Presentation tools such as PowerPoint (as well as alternatives such as Keynote) can help you present ideas or information in an effective manner.
As a general rule, there are two ways to use presentation tools:
First, presentations tools can be used as a complement to you, the presenter, when you are making a presentation in person. In this case, the slides or visuals that you are presenting are usually intended to isolate an idea or fact or example that you will expand upon in your spoken comments.
Second, presentation tools can be used as a replacement for you when the presentation is intended to be accessed in your absence. In this case, the slides or visuals that you are presenting need to be able to stand on their own; that means that you will probably need to enhance the presentation by adding more text to the slides or visuals themselves, by adding text to a “notes” field that the presentation tool might have, or by adding recorded audio narration (in which case the presentation essentially becomes a video tutorial). Here is an example of a narrated PowerPoint presentation.
The following best practices were compiled from Kapterev, Delwiche & Ananthanarayanan, and the University of Western Ontario’s “PowerPoint Primer."
- Avoid premade templates and clipart. Your students will have been subjected to the same material a million times over and there will be nothing to make your content memorable or engaging.
- Use high quality photographs or images. Make sure that you have copyright permission to do so. Search Flickr for images that you can freely and legally use in your presentations (after you go to the page, select the box near the bottom of the page that says "Only search with Creative Commons-licensed content). See this video explaining what the Creative Commons is.
- Avoid sound effects, distracting backgrounds, or gratuitous animations and transitions.
- Pick high contrast colours for the text and background of your slides. Keep the number of colours in your presentation to a bare minimum.
- Use sans-serif fonts, as they are easier to read. Keep the number of fonts in your presentation to a bare minimum.
- Emphasize text with italics rather than underlining. Underlines can obscure letters and make text difficult to read.
- Use a large font size. The bigger the classroom, the larger the font. Don’t use anything smaller than 28-point. Large lecture theatres may require a 40-point font.
- Leave a border around any text. Projectors may cut off the edges of your slides. If your presentation is recorded, captions for the visually impaired may be added, obscuring the bottom portion of the slide.
- Cite your sources. Be a model of academic integrity for your students and provide them with a list of works cited in your PowerPoint slides. This can be included in the notes section of the final slide.
Delwiche, A. & Ananthanarayanan, V. (2004). Pedagogical Value of PowerPoint: Recommendations. EDUCAUSE.

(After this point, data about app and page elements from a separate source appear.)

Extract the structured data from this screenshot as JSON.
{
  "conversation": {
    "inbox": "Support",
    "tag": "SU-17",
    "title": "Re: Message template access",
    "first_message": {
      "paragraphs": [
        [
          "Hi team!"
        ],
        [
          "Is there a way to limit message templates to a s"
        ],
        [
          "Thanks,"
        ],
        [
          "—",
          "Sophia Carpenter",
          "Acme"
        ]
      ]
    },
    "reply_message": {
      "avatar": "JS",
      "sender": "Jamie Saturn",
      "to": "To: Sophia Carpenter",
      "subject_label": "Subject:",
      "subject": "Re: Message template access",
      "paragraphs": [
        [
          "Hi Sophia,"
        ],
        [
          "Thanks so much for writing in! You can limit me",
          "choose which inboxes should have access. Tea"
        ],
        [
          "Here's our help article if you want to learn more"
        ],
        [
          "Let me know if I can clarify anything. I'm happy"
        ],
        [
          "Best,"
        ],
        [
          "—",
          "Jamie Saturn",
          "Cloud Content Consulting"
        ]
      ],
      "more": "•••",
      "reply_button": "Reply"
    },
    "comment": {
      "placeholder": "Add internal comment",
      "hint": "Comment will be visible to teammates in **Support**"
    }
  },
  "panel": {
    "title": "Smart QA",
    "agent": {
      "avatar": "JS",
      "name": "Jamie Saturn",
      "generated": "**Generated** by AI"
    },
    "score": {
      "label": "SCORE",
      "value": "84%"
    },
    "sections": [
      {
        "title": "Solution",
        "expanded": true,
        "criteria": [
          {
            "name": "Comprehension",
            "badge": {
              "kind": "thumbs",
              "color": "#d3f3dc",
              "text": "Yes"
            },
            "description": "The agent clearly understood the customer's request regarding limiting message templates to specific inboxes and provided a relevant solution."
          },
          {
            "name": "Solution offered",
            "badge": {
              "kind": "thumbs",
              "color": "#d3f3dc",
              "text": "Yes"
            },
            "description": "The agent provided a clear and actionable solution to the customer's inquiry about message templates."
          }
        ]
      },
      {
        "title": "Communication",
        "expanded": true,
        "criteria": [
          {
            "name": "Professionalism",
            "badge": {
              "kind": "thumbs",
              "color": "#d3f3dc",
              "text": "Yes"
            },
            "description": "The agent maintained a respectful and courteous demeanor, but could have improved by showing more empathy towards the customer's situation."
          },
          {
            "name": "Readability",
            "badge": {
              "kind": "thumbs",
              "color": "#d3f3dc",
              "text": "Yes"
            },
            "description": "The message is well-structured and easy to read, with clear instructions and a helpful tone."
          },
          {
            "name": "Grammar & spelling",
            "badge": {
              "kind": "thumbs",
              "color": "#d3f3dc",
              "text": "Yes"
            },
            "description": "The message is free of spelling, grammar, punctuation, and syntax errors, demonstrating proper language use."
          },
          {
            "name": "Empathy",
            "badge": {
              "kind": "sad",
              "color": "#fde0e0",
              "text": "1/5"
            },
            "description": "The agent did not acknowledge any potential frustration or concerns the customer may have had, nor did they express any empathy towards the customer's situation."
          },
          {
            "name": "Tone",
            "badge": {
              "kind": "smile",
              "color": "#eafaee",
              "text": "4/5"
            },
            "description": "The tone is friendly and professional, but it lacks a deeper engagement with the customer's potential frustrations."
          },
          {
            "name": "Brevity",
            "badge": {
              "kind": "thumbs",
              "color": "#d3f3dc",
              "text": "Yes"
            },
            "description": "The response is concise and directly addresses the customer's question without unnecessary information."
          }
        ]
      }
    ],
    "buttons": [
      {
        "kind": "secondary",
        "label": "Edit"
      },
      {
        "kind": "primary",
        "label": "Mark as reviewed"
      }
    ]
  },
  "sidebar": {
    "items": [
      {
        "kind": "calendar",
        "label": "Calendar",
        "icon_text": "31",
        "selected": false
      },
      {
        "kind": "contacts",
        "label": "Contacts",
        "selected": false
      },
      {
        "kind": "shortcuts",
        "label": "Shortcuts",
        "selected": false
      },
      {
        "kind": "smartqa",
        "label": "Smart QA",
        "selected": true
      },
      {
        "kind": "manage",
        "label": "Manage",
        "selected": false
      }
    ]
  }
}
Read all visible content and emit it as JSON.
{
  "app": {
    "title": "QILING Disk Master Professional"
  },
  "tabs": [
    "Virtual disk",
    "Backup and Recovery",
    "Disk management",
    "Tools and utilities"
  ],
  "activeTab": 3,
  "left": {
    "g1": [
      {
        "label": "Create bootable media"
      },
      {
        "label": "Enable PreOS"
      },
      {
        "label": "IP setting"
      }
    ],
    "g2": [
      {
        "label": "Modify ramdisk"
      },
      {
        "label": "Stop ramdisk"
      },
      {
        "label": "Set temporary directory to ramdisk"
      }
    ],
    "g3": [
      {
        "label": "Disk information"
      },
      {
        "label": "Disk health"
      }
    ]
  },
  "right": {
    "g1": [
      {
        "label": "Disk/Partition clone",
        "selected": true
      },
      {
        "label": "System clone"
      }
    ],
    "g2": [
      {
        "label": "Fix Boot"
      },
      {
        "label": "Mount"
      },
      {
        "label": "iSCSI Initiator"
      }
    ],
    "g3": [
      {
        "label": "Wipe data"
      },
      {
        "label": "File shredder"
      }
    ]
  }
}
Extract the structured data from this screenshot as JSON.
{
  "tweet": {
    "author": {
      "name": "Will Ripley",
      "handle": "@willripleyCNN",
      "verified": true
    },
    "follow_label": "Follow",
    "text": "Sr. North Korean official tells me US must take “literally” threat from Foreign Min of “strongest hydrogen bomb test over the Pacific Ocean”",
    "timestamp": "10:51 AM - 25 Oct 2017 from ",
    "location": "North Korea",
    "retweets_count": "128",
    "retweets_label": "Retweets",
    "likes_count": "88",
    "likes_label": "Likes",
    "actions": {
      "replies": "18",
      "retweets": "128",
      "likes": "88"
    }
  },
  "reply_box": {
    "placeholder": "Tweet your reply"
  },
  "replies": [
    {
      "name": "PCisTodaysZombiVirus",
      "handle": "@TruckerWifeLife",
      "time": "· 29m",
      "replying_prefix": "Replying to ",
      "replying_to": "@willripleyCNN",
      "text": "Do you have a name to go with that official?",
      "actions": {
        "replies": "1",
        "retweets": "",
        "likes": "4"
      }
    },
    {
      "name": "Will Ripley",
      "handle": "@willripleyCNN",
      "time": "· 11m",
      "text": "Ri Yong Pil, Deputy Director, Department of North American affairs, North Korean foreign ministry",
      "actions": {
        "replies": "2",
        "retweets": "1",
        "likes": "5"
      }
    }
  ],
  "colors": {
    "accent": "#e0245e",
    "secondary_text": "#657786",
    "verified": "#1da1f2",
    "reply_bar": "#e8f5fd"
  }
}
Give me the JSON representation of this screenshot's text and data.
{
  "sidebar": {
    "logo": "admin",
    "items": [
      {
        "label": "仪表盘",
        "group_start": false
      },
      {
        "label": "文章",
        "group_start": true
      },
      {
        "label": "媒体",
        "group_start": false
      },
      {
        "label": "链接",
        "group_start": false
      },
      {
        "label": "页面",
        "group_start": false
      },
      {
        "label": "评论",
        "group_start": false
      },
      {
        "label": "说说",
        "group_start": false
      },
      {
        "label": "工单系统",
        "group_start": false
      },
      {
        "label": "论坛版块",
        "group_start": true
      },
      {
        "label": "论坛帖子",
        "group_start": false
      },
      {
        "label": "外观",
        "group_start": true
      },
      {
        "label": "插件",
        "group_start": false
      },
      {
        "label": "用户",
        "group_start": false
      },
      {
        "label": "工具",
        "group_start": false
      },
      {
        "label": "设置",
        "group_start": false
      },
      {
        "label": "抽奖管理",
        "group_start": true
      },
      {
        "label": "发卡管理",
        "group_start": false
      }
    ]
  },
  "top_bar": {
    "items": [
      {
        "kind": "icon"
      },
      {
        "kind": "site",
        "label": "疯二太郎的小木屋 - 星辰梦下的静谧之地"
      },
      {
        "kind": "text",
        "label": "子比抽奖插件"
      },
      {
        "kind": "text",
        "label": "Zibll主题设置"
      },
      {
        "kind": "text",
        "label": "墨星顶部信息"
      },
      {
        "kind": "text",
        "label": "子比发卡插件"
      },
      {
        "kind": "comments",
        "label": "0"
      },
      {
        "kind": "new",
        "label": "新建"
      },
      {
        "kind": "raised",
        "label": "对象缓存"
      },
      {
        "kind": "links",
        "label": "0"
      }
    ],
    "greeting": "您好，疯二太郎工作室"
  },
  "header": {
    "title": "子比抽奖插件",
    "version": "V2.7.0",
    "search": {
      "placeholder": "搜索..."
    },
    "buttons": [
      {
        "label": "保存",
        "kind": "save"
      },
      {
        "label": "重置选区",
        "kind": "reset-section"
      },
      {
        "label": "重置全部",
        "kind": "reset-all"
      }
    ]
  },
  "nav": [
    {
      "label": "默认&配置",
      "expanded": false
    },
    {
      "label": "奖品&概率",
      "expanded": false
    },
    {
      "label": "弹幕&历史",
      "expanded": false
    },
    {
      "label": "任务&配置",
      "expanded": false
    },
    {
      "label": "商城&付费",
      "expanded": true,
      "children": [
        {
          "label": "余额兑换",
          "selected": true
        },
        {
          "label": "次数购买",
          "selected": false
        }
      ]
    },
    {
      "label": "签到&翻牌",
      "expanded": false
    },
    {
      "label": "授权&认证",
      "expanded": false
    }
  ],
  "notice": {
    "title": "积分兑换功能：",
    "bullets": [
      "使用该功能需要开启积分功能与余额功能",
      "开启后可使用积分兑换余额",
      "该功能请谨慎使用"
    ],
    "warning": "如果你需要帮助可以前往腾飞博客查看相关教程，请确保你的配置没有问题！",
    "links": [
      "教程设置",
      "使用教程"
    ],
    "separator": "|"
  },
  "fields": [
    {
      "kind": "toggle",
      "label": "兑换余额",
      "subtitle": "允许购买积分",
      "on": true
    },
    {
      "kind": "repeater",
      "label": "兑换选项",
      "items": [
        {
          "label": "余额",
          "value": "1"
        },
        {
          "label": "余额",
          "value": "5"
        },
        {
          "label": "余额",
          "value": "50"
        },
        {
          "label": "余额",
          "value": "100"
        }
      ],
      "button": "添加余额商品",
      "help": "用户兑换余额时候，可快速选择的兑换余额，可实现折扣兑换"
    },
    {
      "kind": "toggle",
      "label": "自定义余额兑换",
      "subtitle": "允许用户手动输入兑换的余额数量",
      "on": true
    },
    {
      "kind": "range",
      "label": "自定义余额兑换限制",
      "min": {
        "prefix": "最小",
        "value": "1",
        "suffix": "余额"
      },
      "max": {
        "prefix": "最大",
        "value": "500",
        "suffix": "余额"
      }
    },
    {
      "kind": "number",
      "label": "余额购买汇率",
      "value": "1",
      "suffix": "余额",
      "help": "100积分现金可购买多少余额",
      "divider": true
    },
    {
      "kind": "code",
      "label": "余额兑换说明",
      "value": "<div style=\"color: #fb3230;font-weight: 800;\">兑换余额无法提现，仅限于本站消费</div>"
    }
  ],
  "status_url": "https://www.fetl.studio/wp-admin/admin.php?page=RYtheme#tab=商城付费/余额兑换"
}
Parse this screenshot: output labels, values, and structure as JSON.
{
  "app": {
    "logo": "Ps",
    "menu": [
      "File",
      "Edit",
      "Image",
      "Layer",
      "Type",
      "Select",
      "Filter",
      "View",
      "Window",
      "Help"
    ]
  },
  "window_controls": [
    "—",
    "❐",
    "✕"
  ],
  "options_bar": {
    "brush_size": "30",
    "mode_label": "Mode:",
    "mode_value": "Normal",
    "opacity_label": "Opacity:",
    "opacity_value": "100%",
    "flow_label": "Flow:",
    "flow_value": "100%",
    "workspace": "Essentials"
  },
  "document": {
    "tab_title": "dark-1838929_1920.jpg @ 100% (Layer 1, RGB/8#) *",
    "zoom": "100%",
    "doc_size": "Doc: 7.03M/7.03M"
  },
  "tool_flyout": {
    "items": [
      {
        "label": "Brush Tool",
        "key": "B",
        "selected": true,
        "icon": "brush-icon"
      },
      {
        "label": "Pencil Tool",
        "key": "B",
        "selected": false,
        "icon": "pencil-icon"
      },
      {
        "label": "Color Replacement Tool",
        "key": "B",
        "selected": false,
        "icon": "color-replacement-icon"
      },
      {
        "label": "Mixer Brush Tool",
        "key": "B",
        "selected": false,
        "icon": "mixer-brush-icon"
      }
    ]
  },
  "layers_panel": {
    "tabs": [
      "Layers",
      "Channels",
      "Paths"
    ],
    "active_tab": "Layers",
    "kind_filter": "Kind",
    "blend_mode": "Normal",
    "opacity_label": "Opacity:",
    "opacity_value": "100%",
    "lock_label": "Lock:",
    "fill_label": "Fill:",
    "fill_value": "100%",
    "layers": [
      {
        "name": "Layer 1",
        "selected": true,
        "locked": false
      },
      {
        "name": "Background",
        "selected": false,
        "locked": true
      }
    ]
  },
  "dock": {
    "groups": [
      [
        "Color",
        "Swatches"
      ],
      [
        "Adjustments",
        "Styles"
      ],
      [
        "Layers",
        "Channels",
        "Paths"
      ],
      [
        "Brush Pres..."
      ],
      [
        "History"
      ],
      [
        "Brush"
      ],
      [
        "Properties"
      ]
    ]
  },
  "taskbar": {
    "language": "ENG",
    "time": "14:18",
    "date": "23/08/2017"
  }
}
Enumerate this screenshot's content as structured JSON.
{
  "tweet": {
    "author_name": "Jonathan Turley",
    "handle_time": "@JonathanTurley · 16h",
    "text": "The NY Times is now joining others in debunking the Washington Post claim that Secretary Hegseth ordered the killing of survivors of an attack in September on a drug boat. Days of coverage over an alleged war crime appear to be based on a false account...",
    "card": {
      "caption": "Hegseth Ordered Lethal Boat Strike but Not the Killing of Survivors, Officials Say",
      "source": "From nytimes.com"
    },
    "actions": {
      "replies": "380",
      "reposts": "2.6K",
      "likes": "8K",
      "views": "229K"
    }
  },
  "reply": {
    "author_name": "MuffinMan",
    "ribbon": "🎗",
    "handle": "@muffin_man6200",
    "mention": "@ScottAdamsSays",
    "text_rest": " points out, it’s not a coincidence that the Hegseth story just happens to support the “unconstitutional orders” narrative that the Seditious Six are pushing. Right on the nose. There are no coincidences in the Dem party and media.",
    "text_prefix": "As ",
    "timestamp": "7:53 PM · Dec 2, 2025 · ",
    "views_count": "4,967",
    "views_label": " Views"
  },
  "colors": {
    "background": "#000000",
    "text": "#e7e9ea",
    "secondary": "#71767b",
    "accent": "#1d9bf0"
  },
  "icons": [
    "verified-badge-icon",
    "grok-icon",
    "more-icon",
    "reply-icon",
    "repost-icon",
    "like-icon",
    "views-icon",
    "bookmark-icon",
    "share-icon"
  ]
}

Kapterev, A. (2007). Death by PowerPoint [slide show].
Presentation Skills. Accenture UK Careers.
Creating Universal PowerPoint Content. University of Kentucky.
Power Up Your PowerPoint: Seven Research-Backed Tips for Effective Presentations. American Psychological Association.
Top Ten Slide Tips. Garr Reynolds.
- Lynda.com has very good 90-minute video tutorial explaining how to use the various features of PowerPoint. To access that video tutorial, click the preceding link, then click "Sign-in" in the top left corner, then choose "Sign in with your organizational portal" and type "uwaterloo.ca", then type your usual username and password.
- A lighthearted video highlighting PowerPoint blunders.
- Alternatives to PowerPoint (and other "linear" presentation tools) include Prezi and Glogster. Additionally, some Concept Mapping Tools can also be used to make presentations, as explained in this video.
This Creative Commons license lets others remix, tweak, and build upon our work non-commercially, as long as they credit us and indicate if changes were made. Use this citation format: PowerPoint. Centre for Teaching Excellence, University of Waterloo.